Vince: So, we wanted to end this conversation… it seemed like it’d be a shame not to let people hear a bit of your music. So we wanted to end with this beautiful song from Dharmasong called “Ki Ki So So”. And before we go into that, I was wondering if you could say a little bit about the song and of what’s the significance of it for you.
Ravenna: It’s based on the chant that’s done both in parts of Tibetan culture and particularly in Shambhala Buddhism, [chants]. And this is a chant that’s done, in short, to raise your wind horse or your lung-ta. And I guess the way I tend to explain it in concerts is, this is confidence in your true nature. This is confidence utterly beyond any sense of aggression. This is confidence not based on how thin you are, or how rich you are, or how much you adore your boyfriend, or your boyfriend adores you, or blah, blah, blah, blah. That’s completely missing the point. This is confidence based, on that completely stainless, birthless, deathless nature that we all get, or have. And I did it… because normally it’s done [singing]. But I set this mark as kind of like a galloping horse rhythm. [singing], and then I layered it on up. So I think there are seven voices. And then… I am a little obsessed, you can tell, with calling the guru’s name from afar. So, Gahway Dorje is one of the names Mipham Rinpoche I guess, he’s called as a child. So that’s the name that I’m calling. [singing]
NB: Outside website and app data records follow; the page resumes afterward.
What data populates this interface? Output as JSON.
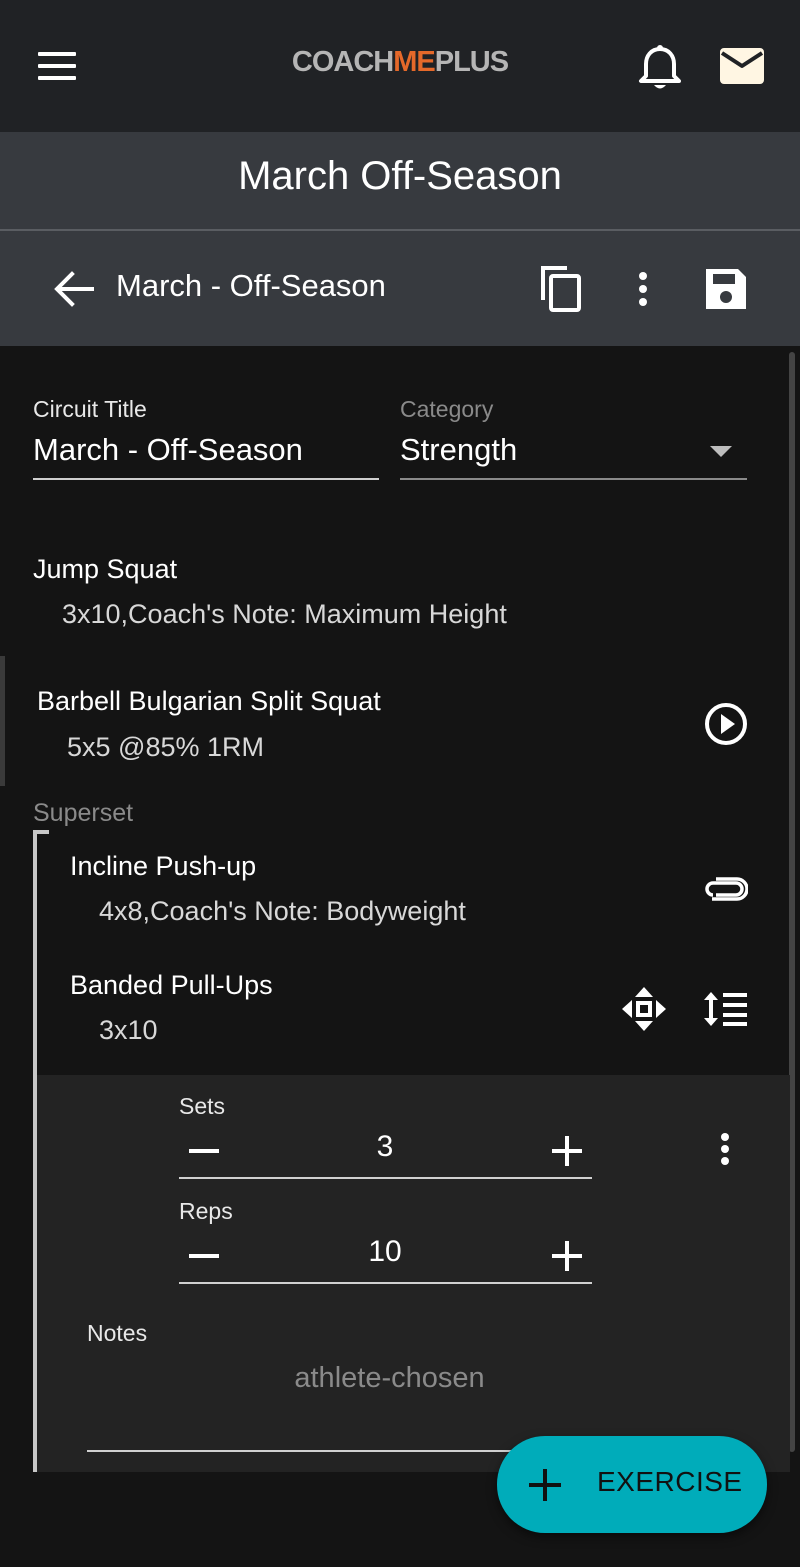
{
  "header": {
    "logo_part1": "COACH",
    "logo_part2": "ME",
    "logo_part3": "PLUS",
    "page_title": "March Off-Season"
  },
  "subheader": {
    "title": "March - Off-Season"
  },
  "form": {
    "circuit_title_label": "Circuit Title",
    "circuit_title_value": "March - Off-Season",
    "category_label": "Category",
    "category_value": "Strength"
  },
  "exercises": [
    {
      "name": "Jump Squat",
      "detail": "3x10,Coach's Note: Maximum Height"
    },
    {
      "name": "Barbell Bulgarian Split Squat",
      "detail": "5x5 @85% 1RM"
    }
  ],
  "superset": {
    "label": "Superset",
    "items": [
      {
        "name": "Incline Push-up",
        "detail": "4x8,Coach's Note: Bodyweight"
      },
      {
        "name": "Banded Pull-Ups",
        "detail": "3x10"
      }
    ]
  },
  "editor": {
    "sets_label": "Sets",
    "sets_value": "3",
    "reps_label": "Reps",
    "reps_value": "10",
    "notes_label": "Notes",
    "notes_placeholder": "athlete-chosen"
  },
  "fab": {
    "label": "EXERCISE"
  },
  "colors": {
    "accent": "#00acba",
    "logo_orange": "#e5692a",
    "topbar": "#202225",
    "subbar": "#373a3f",
    "background": "#141414"
  }
}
And then it shifts into the second part of the song, which is the refrain, “I ride on your wind.” And that’s based on the idea that whenever you study with a qualified teacher you’re, in part, riding on the wind of their blessing. I don’t know if you guys have ever had the experience where you go and you receive a teaching from somebody and you’re like, “Yeah, yeah. Okay. I get that.” And then like 15 minutes later, when it’s all over, you’re like, “Wait a minute! What am I supposed to do? What? I’m confused!” And part of that they say is the blessings coming through, their understanding kind of extended to you.
And then on top of that, I just sang what was on my mind, which was my continual issue, which is “that I didn’t listen to what you had to say. I didn’t listen. I will try.” I’ve never felt like I actually have been able ever to listen or follow the Buddha’s teachings. Although I try. Trying failure. So that’s sort of what the whole song is about. It’s like a confidence, heartbreak, falling in love, failure / trying song.
[Ki Ki So So – Song Plays]